(Information)
■ ■ ■ ■

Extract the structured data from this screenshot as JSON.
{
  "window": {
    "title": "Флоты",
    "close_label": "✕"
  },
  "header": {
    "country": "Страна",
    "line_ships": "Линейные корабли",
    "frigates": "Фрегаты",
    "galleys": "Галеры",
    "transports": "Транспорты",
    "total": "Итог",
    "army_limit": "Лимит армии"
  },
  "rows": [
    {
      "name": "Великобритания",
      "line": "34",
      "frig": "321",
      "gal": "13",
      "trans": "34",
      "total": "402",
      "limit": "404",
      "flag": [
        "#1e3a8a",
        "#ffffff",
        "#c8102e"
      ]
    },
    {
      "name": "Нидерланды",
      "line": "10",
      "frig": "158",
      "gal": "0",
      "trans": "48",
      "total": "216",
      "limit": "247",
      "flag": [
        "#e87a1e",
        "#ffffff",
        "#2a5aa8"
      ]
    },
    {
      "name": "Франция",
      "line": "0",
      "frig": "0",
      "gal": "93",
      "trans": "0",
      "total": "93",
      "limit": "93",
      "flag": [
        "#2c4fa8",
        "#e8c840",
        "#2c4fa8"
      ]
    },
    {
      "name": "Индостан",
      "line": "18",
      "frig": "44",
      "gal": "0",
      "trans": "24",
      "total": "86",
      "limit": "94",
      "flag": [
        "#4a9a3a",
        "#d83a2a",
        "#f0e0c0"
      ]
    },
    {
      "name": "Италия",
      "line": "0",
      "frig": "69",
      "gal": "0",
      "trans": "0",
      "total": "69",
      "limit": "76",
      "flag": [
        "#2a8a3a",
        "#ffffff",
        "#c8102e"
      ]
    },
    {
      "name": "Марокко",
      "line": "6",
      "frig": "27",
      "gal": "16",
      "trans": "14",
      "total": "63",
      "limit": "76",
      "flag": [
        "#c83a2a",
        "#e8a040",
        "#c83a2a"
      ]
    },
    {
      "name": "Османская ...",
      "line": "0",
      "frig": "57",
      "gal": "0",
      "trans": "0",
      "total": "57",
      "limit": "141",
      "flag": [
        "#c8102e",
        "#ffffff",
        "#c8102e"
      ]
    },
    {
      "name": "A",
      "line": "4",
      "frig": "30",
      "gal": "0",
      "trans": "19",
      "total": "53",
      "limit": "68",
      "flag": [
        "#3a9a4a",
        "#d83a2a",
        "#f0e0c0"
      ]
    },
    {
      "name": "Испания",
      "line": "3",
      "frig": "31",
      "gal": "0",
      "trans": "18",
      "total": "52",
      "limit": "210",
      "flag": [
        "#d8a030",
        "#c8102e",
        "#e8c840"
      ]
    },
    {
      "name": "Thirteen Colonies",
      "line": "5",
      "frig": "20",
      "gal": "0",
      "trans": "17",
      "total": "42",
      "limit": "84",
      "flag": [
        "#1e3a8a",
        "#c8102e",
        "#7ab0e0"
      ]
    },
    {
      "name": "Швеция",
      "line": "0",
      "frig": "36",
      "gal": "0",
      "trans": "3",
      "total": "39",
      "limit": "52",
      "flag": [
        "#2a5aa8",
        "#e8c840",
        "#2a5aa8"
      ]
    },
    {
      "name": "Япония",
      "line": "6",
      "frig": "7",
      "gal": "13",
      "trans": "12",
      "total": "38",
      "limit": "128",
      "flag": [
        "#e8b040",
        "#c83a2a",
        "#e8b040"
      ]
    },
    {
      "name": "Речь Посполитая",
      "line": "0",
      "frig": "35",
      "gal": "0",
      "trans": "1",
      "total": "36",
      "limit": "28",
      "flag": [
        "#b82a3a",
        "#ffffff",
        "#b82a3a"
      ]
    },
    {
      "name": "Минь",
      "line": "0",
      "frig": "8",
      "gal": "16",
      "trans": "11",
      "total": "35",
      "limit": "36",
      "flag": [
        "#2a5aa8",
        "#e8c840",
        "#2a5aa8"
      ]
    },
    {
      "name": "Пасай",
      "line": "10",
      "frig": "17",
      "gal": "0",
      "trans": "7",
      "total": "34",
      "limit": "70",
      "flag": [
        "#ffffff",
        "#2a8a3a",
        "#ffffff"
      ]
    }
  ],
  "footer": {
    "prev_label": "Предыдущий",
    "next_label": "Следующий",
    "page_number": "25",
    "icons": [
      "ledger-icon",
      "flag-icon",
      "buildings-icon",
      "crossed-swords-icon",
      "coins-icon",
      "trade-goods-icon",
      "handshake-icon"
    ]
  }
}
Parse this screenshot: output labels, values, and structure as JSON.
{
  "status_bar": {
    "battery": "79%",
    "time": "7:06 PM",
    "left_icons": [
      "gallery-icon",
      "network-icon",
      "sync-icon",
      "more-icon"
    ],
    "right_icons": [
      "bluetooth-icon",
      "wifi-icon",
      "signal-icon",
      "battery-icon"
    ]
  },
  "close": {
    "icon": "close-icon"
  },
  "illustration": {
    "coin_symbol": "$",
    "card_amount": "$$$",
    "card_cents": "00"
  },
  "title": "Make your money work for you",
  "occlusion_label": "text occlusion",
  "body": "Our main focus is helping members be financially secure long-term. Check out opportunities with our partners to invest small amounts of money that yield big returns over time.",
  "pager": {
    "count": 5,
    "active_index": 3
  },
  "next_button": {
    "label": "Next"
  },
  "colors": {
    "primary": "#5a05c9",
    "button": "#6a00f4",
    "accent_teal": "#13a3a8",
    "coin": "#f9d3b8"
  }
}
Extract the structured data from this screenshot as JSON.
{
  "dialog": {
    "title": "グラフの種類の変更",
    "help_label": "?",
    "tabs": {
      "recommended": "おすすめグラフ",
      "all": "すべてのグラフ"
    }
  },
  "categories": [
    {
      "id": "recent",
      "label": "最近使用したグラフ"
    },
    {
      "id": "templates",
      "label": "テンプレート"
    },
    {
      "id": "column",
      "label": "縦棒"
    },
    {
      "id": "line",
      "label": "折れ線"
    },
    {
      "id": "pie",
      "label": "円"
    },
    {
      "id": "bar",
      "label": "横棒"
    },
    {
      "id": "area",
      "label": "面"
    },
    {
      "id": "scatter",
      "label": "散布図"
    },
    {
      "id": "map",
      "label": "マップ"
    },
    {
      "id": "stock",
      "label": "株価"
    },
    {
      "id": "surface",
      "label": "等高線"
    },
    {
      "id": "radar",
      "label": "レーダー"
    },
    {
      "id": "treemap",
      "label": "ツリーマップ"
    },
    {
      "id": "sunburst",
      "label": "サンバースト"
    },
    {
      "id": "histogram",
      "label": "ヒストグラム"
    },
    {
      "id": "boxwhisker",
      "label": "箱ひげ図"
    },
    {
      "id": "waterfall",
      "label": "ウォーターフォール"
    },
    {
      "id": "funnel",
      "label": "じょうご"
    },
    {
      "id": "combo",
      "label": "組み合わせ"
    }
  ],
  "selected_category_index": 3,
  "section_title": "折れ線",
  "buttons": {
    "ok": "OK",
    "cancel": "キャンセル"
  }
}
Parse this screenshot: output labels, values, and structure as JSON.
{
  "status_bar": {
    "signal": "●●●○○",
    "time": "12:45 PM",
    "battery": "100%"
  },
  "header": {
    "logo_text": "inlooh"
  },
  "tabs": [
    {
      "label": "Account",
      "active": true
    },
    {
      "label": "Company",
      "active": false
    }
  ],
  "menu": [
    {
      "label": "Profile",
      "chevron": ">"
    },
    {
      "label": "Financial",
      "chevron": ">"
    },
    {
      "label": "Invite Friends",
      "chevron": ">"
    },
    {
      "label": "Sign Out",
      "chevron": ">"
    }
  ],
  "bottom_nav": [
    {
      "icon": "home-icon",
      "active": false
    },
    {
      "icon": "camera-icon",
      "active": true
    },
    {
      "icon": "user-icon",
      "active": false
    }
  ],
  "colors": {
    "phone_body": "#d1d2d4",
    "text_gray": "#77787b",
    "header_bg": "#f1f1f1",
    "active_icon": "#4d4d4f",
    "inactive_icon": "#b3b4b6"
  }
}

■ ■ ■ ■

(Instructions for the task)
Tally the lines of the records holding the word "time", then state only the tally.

(Exercise output)
3